*** Block opens ***

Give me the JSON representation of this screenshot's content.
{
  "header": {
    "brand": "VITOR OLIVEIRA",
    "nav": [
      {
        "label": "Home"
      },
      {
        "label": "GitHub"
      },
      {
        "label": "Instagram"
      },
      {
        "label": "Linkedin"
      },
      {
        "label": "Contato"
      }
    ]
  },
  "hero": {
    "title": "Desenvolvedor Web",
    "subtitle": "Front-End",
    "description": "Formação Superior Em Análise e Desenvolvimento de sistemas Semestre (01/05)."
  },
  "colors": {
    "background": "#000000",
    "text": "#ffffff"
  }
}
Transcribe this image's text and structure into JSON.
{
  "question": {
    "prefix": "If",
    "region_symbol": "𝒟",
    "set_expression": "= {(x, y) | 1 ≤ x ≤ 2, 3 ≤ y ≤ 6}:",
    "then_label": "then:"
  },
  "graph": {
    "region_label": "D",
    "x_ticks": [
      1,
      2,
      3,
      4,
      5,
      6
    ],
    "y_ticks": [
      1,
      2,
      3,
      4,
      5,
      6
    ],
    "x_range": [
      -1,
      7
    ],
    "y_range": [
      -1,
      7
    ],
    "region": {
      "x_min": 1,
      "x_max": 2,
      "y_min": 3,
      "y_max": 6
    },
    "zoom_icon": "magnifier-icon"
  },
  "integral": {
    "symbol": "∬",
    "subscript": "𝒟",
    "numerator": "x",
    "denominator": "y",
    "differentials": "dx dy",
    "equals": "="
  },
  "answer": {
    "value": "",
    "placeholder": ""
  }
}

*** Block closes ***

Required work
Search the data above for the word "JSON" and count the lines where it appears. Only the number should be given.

Response below
2